The option list consists of a navigation system ($1,750) and high-performance "summer" tires in place of the stock all-seasons ($200). No automatic transmission is offered; the Civic Si comes exclusively with a 6-speed stick.
On the Road: The devil inside
As fast as it is in a straight line, the Civic Si is just as wonderful in the curves. The steering responds sharply, though it doesn't offer as much feedback as I'd like. Lifting off the throttle in the middle of a fast curve will allow just a hint of oversteer (fishtailing). That won't mean much to most drivers, but hard-core enthusiasts are going to love it -- it's a level of handling balance not commonly found in front-wheel-drive cars. Springs and shocks do a perfect job of maintaining the body's composure, but they make for a very firm ride that, like the noise of the engine, gets tiresome on those long, uneventful drives.
Journey's End: A little too hard-core?
My only other major complaint is fuel economy.
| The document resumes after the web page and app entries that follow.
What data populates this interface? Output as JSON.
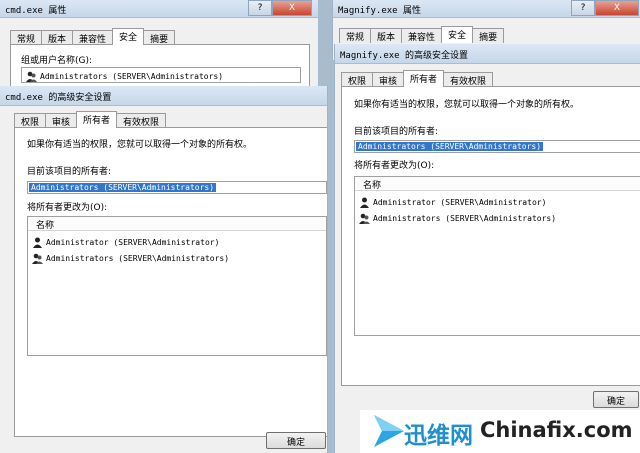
{
  "left_props": {
    "title": "cmd.exe 属性",
    "tabs": [
      "常规",
      "版本",
      "兼容性",
      "安全",
      "摘要"
    ],
    "active_tab": 3,
    "group_label": "组或用户名称(G):",
    "group_item": "Administrators (SERVER\\Administrators)"
  },
  "left_adv": {
    "title": "cmd.exe 的高级安全设置",
    "tabs": [
      "权限",
      "审核",
      "所有者",
      "有效权限"
    ],
    "active_tab": 2,
    "instruction": "如果你有适当的权限，您就可以取得一个对象的所有权。",
    "owner_label": "目前该项目的所有者:",
    "owner_value": "Administrators (SERVER\\Administrators)",
    "change_label": "将所有者更改为(O):",
    "list_header": "名称",
    "list_items": [
      "Administrator (SERVER\\Administrator)",
      "Administrators (SERVER\\Administrators)"
    ],
    "ok_button": "确定"
  },
  "right_props": {
    "title": "Magnify.exe 属性",
    "tabs": [
      "常规",
      "版本",
      "兼容性",
      "安全",
      "摘要"
    ],
    "active_tab": 3
  },
  "right_adv": {
    "title": "Magnify.exe 的高级安全设置",
    "tabs": [
      "权限",
      "审核",
      "所有者",
      "有效权限"
    ],
    "active_tab": 2,
    "instruction": "如果你有适当的权限，您就可以取得一个对象的所有权。",
    "owner_label": "目前该项目的所有者:",
    "owner_value": "Administrators (SERVER\\Administrators)",
    "change_label": "将所有者更改为(O):",
    "list_header": "名称",
    "list_items": [
      "Administrator (SERVER\\Administrator)",
      "Administrators (SERVER\\Administrators)"
    ],
    "ok_button": "确定"
  },
  "window_controls": {
    "help": "?",
    "close": "X"
  },
  "watermark": {
    "brand_cn": "迅维网",
    "brand_en": "Chinafix.com"
  }
}
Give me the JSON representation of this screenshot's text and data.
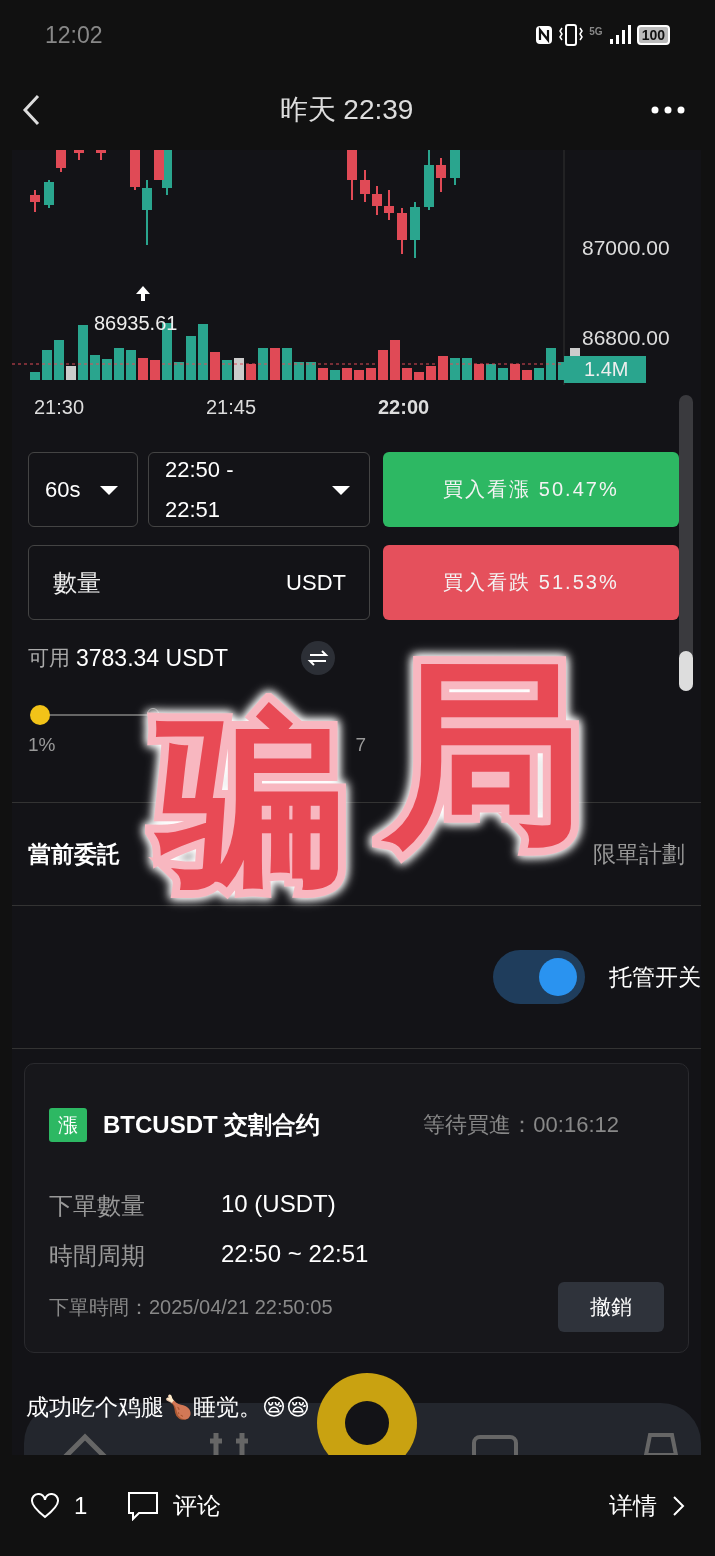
{
  "status_bar": {
    "time": "12:02",
    "network": "5G",
    "battery": "100"
  },
  "header": {
    "title": "昨天 22:39"
  },
  "chart": {
    "price_labels": [
      "87000.00",
      "86800.00"
    ],
    "low_marker": "86935.61",
    "volume_badge": "1.4M",
    "time_labels": [
      {
        "label": "21:30",
        "emphasized": false
      },
      {
        "label": "21:45",
        "emphasized": false
      },
      {
        "label": "22:00",
        "emphasized": true
      }
    ]
  },
  "order_form": {
    "interval": "60s",
    "period": "22:50 - 22:51",
    "buy_up": "買入看漲 50.47%",
    "buy_down": "買入看跌 51.53%",
    "amount_placeholder": "數量",
    "amount_unit": "USDT",
    "available_label": "可用",
    "available_value": "3783.34 USDT",
    "slider": {
      "level": 0,
      "labels": [
        "1%",
        "7"
      ]
    }
  },
  "stamp": "骗局",
  "tabs": [
    {
      "label": "當前委託",
      "selected": true
    },
    {
      "label": "限單計劃",
      "selected": false
    }
  ],
  "auto_toggle": {
    "label": "托管开关",
    "on": true
  },
  "order_card": {
    "side_badge": "漲",
    "symbol": "BTCUSDT 交割合约",
    "status": "等待買進：00:16:12",
    "rows": [
      {
        "label": "下單數量",
        "value": "10 (USDT)"
      },
      {
        "label": "時間周期",
        "value": "22:50 ~ 22:51"
      }
    ],
    "placed_at": "下單時間：2025/04/21 22:50:05",
    "cancel": "撤銷"
  },
  "caption": "成功吃个鸡腿🍗睡觉。😪😪",
  "footer": {
    "likes": "1",
    "comment": "评论",
    "details": "详情"
  }
}
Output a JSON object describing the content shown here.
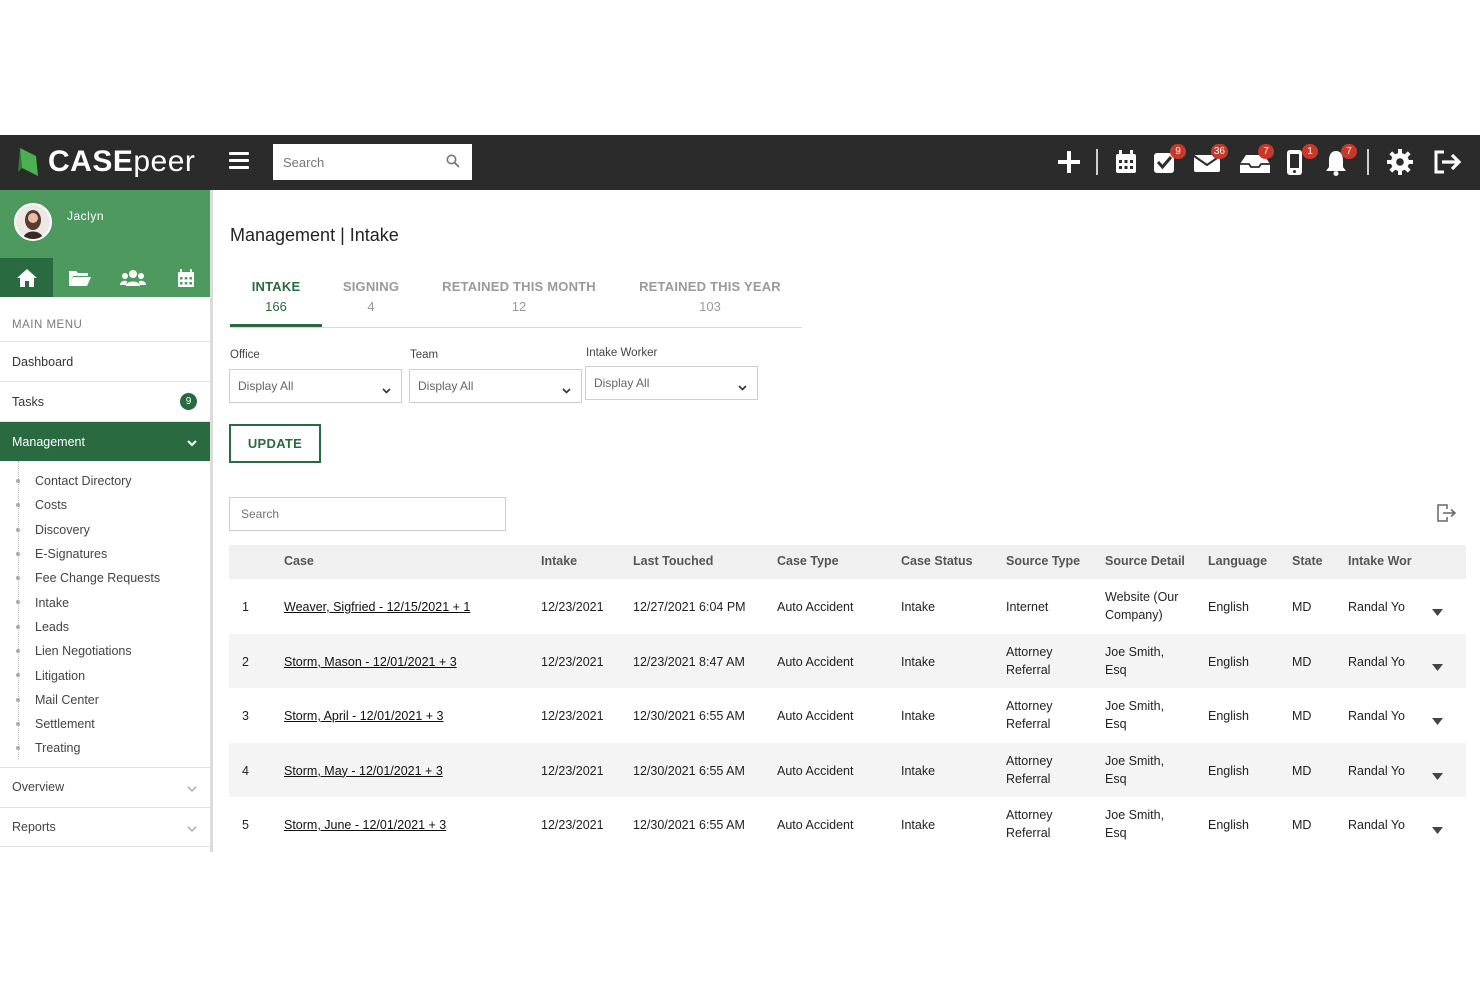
{
  "app": {
    "brand_main": "CASE",
    "brand_peer": "peer"
  },
  "top_search": {
    "placeholder": "Search"
  },
  "top_badges": {
    "tasks": "9",
    "mail": "36",
    "inbox": "7",
    "phone": "1",
    "notifications": "7"
  },
  "user": {
    "name": "Jaclyn"
  },
  "sidebar": {
    "heading": "MAIN MENU",
    "dashboard": "Dashboard",
    "tasks": "Tasks",
    "tasks_count": "9",
    "management": "Management",
    "management_items": [
      "Contact Directory",
      "Costs",
      "Discovery",
      "E-Signatures",
      "Fee Change Requests",
      "Intake",
      "Leads",
      "Lien Negotiations",
      "Litigation",
      "Mail Center",
      "Settlement",
      "Treating"
    ],
    "overview": "Overview",
    "reports": "Reports"
  },
  "page": {
    "title": "Management | Intake"
  },
  "tabs": [
    {
      "label": "INTAKE",
      "count": "166"
    },
    {
      "label": "SIGNING",
      "count": "4"
    },
    {
      "label": "RETAINED THIS MONTH",
      "count": "12"
    },
    {
      "label": "RETAINED THIS YEAR",
      "count": "103"
    }
  ],
  "filters": {
    "office_label": "Office",
    "office_value": "Display All",
    "team_label": "Team",
    "team_value": "Display All",
    "worker_label": "Intake Worker",
    "worker_value": "Display All",
    "update": "UPDATE"
  },
  "table_search": {
    "placeholder": "Search"
  },
  "table": {
    "headers": [
      "Case",
      "Intake",
      "Last Touched",
      "Case Type",
      "Case Status",
      "Source Type",
      "Source Detail",
      "Language",
      "State",
      "Intake Wor"
    ],
    "rows": [
      {
        "n": "1",
        "case": "Weaver, Sigfried - 12/15/2021 + 1",
        "intake": "12/23/2021",
        "touched": "12/27/2021 6:04 PM",
        "type": "Auto Accident",
        "status": "Intake",
        "source": "Internet",
        "detail": "Website (Our Company)",
        "lang": "English",
        "state": "MD",
        "worker": "Randal Yo"
      },
      {
        "n": "2",
        "case": "Storm, Mason - 12/01/2021 + 3",
        "intake": "12/23/2021",
        "touched": "12/23/2021 8:47 AM",
        "type": "Auto Accident",
        "status": "Intake",
        "source": "Attorney Referral",
        "detail": "Joe Smith, Esq",
        "lang": "English",
        "state": "MD",
        "worker": "Randal Yo"
      },
      {
        "n": "3",
        "case": "Storm, April - 12/01/2021 + 3",
        "intake": "12/23/2021",
        "touched": "12/30/2021 6:55 AM",
        "type": "Auto Accident",
        "status": "Intake",
        "source": "Attorney Referral",
        "detail": "Joe Smith, Esq",
        "lang": "English",
        "state": "MD",
        "worker": "Randal Yo"
      },
      {
        "n": "4",
        "case": "Storm, May - 12/01/2021 + 3",
        "intake": "12/23/2021",
        "touched": "12/30/2021 6:55 AM",
        "type": "Auto Accident",
        "status": "Intake",
        "source": "Attorney Referral",
        "detail": "Joe Smith, Esq",
        "lang": "English",
        "state": "MD",
        "worker": "Randal Yo"
      },
      {
        "n": "5",
        "case": "Storm, June - 12/01/2021 + 3",
        "intake": "12/23/2021",
        "touched": "12/30/2021 6:55 AM",
        "type": "Auto Accident",
        "status": "Intake",
        "source": "Attorney Referral",
        "detail": "Joe Smith, Esq",
        "lang": "English",
        "state": "MD",
        "worker": "Randal Yo"
      }
    ]
  },
  "colors": {
    "brand_green": "#2a6a41",
    "user_green": "#4e9a5e",
    "topbar": "#2b2b2b",
    "badge_red": "#c8382b"
  }
}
The Civic Si sedan's EPA estimates of 23 MPG city/32 highway should yield well over 350 miles per tank, but I managed less than 250 miles before the low-fuel light went on. Guess I spent a little too much time above 6,000 RPM. (The Civic Si requires premium fuel, so budget accordingly.) The lack of an automatic transmission may be a show-shopper for some potential buyers, but you won't hear me complaining.
Aside from the Volkswagen GTI and Jetta GLI, the Civic Si's main competitor is the all-new Nissan Sentra SE-R. It's less expensive and, like the GTI/GLI, offers an automatic transmission, but its speed, handling and pure fun factor are an order of magnitude below the Civic Si. Were I spending my own money, I'd be hard-pressed to pick between the Civic Si and the Volkswagen GTI. I'd probably opt for the GTI, only because if I bought the 2007 Honda Civic Si, I'd probably lose my license within a month. The Civic Si is an amazing car -- I just don't have enough self-control to own one. -- Aaron Gold